A recent pilot study between Cancer Commons and the Musella Foundation for Brain Tumor Research & Information is identifying patterns that are being translated into treatment templates to better serve a larger group of GBM patients. Our Curious Dr. George asks Cancer Commons Scientist Adrienne Nugent, PhD, to discuss key factors that point to the best courses of action a patient might take, and about the clinical utility of a Virtual Tumor Board.
Curious Dr. George: Patients with postoperative Glioblastoma multiforme (GBM) are among the most difficult oncology cases to manage. In your work as a Clinical Scientist at Cancer Commons you have worked directly with many such registered patients/clients who seek the information and options that may help them. You coordinate neuro-oncologists who may constitute Virtual Tumor Boards. What are the key factors you seek to identify to determine what courses of action a patient might take and whether a Virtual Tumor Board may be helpful? Is a template useful?
Adrienne Nugent, PhD: As a Cancer Commons scientist, I feel very grateful to be able to work with such wonderful and inspiring patients and caregivers on a daily basis. The patients and families who have been handed the especially difficult diagnosis of Glioblastoma face myriad decisions and challenges due to the aggressive nature of the disease and the fact that the standard of care (SOC) treatment has not changed all that much since 2005.
Given the current outcomes with SOC, patients are encouraged to look for clinical trials and novel treatment options, but quickly face many barriers to accessing and enrolling in these more promising therapies. This lack of access to the latest developments in medicine and technology reflects a growing gap between many cancer patients and optimized precision cancer treatment.
To try and bridge this gap, Cancer Commons partnered with the Musella Foundation for Brain Tumor Research & Information to launch a pilot study for GBM patients. We provided 10 patients with complete review of their medical history by a Cancer Commons scientist and a virtual tumor board (VTB) comprised of three neuro-oncologists. The scientist identified a list of evidence-based treatment options and the VTB provided their recommendations based on a unique combination of factors for that patient.

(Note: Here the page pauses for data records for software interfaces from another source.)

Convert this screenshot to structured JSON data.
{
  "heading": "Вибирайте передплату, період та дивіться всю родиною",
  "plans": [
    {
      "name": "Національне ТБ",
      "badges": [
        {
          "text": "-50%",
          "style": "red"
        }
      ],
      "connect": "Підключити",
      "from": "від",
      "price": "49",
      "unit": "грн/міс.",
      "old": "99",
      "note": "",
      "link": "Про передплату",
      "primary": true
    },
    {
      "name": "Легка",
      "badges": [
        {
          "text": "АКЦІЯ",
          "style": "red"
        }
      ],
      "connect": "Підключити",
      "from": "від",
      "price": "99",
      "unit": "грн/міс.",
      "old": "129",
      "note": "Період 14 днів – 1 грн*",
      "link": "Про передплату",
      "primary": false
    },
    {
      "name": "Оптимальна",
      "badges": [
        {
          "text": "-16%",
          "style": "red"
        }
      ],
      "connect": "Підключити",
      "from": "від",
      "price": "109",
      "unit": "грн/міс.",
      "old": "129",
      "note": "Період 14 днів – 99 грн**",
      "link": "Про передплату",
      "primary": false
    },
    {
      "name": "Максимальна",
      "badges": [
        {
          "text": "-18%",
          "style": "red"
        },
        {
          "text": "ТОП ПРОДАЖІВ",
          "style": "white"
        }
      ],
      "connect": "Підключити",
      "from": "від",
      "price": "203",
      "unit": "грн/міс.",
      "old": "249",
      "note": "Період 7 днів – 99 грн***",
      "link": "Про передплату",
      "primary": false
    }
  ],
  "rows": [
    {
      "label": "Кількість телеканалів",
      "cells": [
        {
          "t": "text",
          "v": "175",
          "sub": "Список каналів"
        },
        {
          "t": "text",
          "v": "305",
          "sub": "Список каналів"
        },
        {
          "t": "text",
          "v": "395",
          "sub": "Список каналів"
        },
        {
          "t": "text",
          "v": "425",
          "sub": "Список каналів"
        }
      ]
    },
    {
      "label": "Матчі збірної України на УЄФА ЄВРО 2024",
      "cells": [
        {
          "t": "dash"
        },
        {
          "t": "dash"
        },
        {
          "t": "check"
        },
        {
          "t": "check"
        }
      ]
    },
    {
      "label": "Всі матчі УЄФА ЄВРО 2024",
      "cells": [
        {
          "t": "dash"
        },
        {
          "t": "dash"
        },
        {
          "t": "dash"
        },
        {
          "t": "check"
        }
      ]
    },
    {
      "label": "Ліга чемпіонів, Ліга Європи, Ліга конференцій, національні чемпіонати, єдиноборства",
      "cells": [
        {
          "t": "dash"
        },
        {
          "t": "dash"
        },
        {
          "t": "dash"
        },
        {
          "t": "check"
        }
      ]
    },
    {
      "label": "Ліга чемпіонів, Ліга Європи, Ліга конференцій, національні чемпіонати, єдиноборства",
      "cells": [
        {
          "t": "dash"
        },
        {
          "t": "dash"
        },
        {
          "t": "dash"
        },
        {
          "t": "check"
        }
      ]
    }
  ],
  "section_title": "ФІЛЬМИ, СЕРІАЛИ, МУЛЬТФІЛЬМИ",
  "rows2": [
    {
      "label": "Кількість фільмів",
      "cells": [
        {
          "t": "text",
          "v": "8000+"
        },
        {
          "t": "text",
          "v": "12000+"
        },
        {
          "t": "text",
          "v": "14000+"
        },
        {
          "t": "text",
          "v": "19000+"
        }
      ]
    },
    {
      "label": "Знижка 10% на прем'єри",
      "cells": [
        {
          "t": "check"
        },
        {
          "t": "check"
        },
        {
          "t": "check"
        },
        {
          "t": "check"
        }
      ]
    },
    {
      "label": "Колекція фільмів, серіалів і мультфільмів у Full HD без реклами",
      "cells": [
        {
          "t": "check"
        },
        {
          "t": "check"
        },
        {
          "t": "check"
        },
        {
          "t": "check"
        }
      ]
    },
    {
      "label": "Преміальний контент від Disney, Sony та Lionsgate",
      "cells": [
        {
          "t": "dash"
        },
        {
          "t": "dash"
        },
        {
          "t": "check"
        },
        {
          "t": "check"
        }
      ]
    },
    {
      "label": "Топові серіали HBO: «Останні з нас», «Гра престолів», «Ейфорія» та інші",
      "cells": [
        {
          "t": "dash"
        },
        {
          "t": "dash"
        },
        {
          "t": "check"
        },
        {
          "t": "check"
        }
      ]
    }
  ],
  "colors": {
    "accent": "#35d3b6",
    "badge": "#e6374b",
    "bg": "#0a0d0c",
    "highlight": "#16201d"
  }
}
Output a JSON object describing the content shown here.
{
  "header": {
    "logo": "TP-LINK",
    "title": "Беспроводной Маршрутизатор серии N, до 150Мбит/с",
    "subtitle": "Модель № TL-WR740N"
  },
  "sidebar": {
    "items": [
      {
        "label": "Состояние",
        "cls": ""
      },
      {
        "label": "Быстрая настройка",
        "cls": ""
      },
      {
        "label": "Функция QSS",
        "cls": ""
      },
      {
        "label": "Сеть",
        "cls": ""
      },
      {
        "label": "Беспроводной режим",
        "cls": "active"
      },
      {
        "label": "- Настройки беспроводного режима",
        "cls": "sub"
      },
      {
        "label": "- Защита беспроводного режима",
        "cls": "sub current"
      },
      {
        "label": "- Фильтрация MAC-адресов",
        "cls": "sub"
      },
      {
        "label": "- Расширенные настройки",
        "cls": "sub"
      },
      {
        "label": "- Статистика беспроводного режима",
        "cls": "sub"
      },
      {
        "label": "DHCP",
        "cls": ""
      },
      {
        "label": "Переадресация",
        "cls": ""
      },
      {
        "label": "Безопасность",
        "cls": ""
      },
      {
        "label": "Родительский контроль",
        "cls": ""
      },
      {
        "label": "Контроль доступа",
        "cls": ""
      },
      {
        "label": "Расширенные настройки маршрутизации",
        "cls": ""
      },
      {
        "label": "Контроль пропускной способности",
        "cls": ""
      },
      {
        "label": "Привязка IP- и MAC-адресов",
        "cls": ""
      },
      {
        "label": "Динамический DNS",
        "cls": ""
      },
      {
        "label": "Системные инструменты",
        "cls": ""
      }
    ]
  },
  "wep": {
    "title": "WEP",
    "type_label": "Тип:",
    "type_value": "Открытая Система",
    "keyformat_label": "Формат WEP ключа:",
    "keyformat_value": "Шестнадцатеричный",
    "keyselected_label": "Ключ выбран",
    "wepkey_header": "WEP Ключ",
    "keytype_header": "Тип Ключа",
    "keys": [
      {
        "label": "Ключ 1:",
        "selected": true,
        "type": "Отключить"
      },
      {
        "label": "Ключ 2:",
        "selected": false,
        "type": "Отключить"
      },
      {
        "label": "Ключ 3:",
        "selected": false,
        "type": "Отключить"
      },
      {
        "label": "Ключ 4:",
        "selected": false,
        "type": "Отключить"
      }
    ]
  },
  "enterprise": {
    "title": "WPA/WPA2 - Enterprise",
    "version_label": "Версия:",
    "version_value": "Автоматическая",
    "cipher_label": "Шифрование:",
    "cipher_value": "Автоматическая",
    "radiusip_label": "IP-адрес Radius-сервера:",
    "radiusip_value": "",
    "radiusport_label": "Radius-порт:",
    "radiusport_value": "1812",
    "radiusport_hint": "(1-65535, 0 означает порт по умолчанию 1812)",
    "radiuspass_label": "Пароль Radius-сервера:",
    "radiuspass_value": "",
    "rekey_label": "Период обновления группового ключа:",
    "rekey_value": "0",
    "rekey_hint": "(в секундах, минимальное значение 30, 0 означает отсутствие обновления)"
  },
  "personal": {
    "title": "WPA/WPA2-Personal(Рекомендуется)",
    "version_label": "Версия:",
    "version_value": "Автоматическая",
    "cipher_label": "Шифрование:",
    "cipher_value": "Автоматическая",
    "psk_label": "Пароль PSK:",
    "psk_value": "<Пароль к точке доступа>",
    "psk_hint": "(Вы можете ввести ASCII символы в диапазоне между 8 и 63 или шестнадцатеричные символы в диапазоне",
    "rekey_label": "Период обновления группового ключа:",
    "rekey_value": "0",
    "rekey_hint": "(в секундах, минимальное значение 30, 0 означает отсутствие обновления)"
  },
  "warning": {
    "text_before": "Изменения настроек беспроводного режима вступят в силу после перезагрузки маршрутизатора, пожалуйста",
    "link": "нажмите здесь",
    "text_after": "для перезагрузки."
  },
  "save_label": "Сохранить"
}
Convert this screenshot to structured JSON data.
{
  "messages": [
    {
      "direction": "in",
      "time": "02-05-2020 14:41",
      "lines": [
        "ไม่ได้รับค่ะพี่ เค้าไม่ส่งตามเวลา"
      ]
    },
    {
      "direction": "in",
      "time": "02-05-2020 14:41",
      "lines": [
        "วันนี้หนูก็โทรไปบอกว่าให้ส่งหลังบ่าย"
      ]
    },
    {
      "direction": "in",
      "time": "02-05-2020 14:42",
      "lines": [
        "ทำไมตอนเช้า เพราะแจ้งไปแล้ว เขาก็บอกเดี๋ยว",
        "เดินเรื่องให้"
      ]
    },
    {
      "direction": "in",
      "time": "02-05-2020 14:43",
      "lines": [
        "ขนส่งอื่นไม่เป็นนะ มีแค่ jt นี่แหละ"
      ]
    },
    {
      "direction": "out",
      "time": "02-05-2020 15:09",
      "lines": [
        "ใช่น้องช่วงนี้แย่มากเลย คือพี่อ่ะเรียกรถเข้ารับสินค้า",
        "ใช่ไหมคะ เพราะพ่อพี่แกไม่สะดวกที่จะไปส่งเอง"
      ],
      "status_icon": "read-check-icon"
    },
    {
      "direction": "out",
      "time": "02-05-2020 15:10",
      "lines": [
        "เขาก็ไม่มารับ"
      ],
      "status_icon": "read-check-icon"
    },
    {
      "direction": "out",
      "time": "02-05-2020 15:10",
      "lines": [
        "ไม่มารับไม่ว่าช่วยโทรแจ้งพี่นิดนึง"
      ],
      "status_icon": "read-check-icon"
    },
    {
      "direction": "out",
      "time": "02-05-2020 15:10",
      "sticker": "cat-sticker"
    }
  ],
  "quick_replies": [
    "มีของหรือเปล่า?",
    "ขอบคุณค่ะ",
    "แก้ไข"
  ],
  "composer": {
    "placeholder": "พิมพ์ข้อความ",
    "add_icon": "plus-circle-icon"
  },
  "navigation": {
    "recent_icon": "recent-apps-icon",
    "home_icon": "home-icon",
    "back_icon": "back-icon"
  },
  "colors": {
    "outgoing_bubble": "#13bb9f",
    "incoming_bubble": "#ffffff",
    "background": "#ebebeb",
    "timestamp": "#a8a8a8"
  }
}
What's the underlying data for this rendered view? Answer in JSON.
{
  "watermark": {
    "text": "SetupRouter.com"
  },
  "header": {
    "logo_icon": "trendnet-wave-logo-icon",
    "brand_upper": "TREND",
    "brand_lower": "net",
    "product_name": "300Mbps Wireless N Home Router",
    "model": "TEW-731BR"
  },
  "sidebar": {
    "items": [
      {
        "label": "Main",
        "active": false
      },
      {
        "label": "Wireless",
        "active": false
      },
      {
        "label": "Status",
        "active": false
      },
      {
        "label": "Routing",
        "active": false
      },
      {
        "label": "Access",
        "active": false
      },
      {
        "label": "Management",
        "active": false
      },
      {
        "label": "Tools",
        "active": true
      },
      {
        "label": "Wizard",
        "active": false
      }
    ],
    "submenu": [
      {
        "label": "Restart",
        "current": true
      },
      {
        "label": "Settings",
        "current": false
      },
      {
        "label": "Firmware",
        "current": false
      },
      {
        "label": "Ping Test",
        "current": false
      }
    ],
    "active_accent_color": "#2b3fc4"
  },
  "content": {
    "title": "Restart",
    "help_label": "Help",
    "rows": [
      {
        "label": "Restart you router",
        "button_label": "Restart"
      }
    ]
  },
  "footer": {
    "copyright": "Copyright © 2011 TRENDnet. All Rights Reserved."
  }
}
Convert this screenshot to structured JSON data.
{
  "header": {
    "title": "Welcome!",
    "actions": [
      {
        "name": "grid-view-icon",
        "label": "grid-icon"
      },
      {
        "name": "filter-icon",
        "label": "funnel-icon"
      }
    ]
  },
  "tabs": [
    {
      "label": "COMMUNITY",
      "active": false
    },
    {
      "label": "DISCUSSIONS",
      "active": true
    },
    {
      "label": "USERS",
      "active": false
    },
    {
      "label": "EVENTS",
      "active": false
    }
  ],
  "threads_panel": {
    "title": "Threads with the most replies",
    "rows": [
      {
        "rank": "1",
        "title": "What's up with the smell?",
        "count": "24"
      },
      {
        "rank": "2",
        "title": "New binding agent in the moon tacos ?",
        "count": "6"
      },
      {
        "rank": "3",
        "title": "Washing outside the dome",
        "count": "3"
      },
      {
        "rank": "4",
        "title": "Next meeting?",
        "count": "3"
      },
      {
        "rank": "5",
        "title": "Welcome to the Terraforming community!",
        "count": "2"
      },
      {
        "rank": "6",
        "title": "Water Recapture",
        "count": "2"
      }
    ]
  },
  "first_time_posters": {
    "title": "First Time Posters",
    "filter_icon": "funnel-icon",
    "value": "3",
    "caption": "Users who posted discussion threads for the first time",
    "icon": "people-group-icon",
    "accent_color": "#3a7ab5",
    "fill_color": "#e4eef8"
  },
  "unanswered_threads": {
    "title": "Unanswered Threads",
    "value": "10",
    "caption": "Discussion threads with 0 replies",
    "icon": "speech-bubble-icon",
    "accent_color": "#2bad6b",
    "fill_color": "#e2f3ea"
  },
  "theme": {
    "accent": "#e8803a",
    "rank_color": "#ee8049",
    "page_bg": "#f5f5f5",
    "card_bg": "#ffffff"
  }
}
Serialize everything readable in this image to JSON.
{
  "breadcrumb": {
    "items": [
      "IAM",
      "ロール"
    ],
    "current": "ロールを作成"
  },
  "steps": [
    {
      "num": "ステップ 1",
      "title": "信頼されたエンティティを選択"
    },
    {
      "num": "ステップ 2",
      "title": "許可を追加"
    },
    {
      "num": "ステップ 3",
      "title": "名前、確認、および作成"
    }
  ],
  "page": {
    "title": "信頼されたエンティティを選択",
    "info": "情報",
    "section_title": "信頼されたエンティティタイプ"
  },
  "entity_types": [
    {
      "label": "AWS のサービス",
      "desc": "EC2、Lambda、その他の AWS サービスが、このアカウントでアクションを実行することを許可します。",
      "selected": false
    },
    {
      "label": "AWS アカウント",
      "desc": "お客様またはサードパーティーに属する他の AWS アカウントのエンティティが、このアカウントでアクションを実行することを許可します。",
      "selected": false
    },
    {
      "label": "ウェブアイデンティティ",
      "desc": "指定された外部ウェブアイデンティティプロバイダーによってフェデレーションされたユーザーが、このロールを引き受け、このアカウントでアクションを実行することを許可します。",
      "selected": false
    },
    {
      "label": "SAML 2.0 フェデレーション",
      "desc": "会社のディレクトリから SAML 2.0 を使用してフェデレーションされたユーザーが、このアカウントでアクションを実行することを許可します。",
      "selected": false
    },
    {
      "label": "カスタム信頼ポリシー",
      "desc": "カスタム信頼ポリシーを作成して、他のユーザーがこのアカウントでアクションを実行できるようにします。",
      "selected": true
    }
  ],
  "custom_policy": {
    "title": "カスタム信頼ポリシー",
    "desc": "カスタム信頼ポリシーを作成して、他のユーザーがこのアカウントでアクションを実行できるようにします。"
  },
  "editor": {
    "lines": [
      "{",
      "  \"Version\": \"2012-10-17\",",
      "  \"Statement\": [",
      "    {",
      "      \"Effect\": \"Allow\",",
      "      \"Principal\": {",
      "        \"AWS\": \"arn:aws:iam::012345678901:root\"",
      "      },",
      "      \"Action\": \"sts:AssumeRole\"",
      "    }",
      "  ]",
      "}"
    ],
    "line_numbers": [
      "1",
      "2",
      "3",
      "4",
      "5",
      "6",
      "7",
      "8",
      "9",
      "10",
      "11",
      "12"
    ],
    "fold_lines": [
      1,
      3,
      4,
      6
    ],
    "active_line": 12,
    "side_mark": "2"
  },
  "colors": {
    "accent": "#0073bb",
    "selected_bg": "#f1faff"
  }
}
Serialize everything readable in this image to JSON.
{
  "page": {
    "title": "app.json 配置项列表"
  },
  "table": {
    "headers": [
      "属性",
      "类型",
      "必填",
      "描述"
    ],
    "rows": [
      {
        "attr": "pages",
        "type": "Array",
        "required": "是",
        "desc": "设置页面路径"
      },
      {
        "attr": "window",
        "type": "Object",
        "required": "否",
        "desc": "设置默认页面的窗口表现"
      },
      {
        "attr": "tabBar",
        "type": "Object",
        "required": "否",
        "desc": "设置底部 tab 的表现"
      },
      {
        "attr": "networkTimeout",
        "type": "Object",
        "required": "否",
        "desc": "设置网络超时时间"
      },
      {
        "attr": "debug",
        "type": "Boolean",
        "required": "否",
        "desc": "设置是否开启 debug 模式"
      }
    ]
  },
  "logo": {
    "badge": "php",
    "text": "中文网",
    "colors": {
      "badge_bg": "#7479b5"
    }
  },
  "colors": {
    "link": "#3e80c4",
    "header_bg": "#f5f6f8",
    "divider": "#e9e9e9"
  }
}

Many valuable patterns emerged from this initial pilot study that we are now translating into treatment templates to better serve a larger group of GBM patients. The key features we’ve identified for creating templates of prioritized treatment options include:
- Location of the tumor(s): Tumors on the brain stem or involving leptomeningeal metastases are frequently excluded in clinical trials or have unique trials specifically for these conditions
- Eligibility for surgery and/or radiation: Some clinical trials involve a combination of systemic therapy, surgery, and/or radiation. Eligibility for further surgery or radiation must be determined by the treating neuro-oncologist, neurosurgeon, and radiation oncologist
- Treatment line: Newly diagnosed, on SOC or adjuvant therapy, at progression/recurrence, or on later-line treatment
- KPS/ECOG: Patient performance status based onKPS (Karnofsky Performance Status) or ECOG (Eastern Cooperative Oncology Group) scale. Most clinical trials will only accept patients with ECOG <2 or KPS >60 or 70
- Tumor biomarkers: MGMT methylation status, EGFR/PTEN/TERT alterations, NTRK/ROS1/FGFR oncogenic fusions, tumor mutation burden, PD-L1 expression
- Treatment history: Some trials restrict patients with specific prior treatments. In particular, prior Bevacizumab/Avastin treatment excludes patients from many, but not all, clinical trials
- Geographic location of the patient: Prioritization of trials near the patient’s home with the option for regional or nationwide trial search given the ability of the patient to travel
- Patient goals and quality of life: Prioritization of trials to meet the desires of the patients, such as identifying trials that avoid randomization to SOC, avoid chemotherapy at recurrence, require fewer hospital/clinic visits, involve oral rather than infusion treatments, etc.
When these features are known, we feel most GBM patients can benefit from our templated treatment recommendations without needing to convene a full VTB. However, VTBs can be particularly helpful for patients who do not have access to neuro-oncologists or are receiving conflicting information, such as if more surgery or radiation are indicated or if they have progression versus pseudoprogression. In these cases, a VTB can yield valuable insights to resolve open questions.
Dr. Nugent can be reached at email@example.com.